This does not, however, mean we should hide our struggles from each other. Remember James said, “Confess your offenses to one another, and pray for one another, that you may be healed” (James 5:16). There is a time to cover and a time to bring things to light. Being honest about your struggles and shortcomings in the right setting and at the right time can be a powerful healing tool.
All of our darkness will be brought to light. At minimum we must bring it to God that He might shine His Light into us, forgive us, and point us in the right direction. If appropriate, we may also bring it to others like counselors and friends. In some cases you might even share in public, as I’ve done with certain things on this blog.
You are all children of light, and children of the day. We don’t belong to the night, nor to darkness, (1 Thes. 5:5, WEB)
We Need To Be There For Others
Paul tells us over and over in his letters that we are to help each other. “We who are strong ought to bear the weaknesses of the weak” (Rom. 15:1). “Bear one another’s burdens, and so fulfill the law of Christ” (Gal. 6:2). “Encourage the fainthearted; support the weak; be patient toward all” (1 Thes. 5:14). None of this is going to happen, though, if we aren’t talking with and listening to each other.
You can’t help me bear my burdens and weaknesses unless I tell you what they are. I can’t encourage your heart or support you where you’re struggling if you haven’t let me know what’s going on. Confession is an essential part of building the kind of supportive church family that God wants us to be.
We need to get our messiness out into God’s Light so He can heal us. This is something that happens between you and God, but in many cases He also wants to use other people to aid in the healing process.

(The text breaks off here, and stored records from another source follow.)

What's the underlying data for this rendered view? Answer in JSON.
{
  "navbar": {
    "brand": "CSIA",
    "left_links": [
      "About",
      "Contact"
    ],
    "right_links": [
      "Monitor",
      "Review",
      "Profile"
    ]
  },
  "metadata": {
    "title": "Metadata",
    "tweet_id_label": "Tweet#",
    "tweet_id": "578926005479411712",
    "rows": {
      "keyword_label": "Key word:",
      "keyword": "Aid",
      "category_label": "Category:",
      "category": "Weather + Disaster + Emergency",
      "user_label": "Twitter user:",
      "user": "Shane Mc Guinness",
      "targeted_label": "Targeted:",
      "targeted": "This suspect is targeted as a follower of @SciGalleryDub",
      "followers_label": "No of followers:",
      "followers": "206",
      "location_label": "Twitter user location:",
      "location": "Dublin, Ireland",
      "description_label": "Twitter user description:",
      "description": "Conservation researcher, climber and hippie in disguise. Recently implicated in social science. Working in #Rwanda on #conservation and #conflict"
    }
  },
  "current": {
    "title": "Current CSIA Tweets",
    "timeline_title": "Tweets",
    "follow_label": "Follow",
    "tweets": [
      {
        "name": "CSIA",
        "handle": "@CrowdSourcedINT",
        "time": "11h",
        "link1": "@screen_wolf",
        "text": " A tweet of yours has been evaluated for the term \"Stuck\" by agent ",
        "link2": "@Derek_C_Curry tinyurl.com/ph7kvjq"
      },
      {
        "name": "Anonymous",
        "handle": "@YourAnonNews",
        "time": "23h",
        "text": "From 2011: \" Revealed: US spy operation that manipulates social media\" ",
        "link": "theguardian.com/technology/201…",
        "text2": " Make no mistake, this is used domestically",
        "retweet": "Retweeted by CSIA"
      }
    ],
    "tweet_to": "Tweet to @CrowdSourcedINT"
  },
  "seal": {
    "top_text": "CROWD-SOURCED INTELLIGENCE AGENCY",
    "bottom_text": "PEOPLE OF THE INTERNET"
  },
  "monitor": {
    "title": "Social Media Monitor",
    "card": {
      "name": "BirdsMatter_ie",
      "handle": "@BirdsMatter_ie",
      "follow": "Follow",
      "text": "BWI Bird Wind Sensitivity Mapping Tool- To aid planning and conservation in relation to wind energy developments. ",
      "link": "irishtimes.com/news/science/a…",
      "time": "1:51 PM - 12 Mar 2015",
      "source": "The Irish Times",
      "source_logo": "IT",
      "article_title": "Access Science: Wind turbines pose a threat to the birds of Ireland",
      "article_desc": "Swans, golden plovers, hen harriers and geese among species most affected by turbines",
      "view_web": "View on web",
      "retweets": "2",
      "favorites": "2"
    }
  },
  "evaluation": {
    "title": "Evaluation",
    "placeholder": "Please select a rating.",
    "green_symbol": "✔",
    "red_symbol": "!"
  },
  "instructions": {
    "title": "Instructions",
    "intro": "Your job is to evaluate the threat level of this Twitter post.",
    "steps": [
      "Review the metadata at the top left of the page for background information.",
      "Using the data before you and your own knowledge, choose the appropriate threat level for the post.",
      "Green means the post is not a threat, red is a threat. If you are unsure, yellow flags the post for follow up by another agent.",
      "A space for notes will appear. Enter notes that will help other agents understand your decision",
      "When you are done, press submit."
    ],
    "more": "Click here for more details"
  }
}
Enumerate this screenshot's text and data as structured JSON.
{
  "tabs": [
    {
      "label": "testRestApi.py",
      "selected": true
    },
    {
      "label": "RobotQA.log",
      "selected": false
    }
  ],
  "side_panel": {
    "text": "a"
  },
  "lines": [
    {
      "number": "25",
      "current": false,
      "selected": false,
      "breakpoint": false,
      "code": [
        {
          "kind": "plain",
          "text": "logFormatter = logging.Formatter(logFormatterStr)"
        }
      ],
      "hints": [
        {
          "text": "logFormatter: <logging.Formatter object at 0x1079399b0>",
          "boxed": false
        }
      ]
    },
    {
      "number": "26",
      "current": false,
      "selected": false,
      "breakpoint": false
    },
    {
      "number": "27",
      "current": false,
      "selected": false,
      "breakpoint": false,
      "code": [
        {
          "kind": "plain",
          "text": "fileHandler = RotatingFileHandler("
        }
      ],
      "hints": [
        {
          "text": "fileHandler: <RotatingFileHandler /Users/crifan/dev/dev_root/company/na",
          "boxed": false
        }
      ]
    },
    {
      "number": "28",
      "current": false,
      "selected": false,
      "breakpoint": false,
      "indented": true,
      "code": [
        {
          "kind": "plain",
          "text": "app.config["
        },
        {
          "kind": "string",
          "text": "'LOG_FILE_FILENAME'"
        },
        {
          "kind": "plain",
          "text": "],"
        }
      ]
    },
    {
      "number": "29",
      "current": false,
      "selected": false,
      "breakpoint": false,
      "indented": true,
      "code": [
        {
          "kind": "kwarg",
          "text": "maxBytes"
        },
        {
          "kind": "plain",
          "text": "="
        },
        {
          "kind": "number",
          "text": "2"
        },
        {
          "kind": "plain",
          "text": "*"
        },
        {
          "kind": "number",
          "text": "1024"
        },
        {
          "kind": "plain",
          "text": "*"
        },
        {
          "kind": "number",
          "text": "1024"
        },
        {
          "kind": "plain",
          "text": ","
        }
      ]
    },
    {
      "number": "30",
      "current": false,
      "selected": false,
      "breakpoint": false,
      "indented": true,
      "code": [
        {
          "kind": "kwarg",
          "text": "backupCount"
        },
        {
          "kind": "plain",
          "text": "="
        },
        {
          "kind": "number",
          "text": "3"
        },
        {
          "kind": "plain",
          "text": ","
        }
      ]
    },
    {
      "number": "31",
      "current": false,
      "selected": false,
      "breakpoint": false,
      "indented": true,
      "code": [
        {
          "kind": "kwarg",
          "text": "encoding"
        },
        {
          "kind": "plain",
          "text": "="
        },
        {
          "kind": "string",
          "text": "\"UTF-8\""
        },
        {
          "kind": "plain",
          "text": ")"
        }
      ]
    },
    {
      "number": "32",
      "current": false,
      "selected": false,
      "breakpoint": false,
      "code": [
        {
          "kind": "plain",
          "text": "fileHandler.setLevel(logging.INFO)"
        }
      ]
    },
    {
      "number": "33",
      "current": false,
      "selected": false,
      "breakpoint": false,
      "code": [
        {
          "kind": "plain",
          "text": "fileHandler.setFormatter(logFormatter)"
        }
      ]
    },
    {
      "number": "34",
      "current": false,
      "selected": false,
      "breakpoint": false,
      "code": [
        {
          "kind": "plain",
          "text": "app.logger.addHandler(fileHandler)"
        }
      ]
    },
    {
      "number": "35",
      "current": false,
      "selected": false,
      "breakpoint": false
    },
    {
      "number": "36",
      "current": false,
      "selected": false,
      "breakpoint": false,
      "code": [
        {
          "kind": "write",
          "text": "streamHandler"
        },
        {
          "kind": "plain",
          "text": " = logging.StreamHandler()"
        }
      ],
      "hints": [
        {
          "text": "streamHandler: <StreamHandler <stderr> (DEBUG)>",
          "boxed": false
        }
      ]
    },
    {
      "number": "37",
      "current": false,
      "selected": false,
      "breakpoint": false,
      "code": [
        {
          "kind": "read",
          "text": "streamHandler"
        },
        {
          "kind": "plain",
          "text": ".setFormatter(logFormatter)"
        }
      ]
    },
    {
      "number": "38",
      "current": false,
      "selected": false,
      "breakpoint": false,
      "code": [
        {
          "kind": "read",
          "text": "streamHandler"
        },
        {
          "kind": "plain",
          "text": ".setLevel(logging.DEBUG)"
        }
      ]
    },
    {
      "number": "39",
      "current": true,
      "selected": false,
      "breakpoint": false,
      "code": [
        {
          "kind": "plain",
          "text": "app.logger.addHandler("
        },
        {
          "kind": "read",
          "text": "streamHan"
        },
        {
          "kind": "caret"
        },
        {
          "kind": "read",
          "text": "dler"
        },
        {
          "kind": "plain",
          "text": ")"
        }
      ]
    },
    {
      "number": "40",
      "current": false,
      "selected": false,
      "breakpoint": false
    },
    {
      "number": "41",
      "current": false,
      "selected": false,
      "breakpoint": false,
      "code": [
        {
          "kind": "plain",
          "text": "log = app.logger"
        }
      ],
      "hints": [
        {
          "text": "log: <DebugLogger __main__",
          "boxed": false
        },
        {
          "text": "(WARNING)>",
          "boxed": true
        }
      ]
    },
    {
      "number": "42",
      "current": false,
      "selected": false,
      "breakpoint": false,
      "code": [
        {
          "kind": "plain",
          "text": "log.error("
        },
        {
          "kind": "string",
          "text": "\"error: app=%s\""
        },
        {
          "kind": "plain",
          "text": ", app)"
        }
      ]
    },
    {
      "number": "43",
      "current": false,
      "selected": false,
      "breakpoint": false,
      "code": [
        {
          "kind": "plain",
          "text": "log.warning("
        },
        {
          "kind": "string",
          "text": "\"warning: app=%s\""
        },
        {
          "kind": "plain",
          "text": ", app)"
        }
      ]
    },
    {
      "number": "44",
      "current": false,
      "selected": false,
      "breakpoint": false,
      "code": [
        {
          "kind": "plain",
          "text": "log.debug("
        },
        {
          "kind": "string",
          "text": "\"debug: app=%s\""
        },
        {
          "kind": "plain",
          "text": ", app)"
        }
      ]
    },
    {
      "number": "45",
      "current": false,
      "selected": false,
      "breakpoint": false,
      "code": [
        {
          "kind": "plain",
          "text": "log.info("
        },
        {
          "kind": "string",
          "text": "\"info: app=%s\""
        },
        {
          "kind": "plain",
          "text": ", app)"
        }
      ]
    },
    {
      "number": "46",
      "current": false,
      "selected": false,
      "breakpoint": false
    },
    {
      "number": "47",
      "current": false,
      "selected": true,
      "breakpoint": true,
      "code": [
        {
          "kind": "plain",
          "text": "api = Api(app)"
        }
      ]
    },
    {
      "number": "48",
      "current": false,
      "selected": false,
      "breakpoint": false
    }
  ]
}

Therefore, confess your sins to one another [your false steps, your offenses], and pray for one another, that you may be healed and restored. The heartfelt and persistent prayer of a righteous man (believer) can accomplish much [when put into action and made effective by God—it is dynamic and can have tremendous power]. (James 5:16, AMP)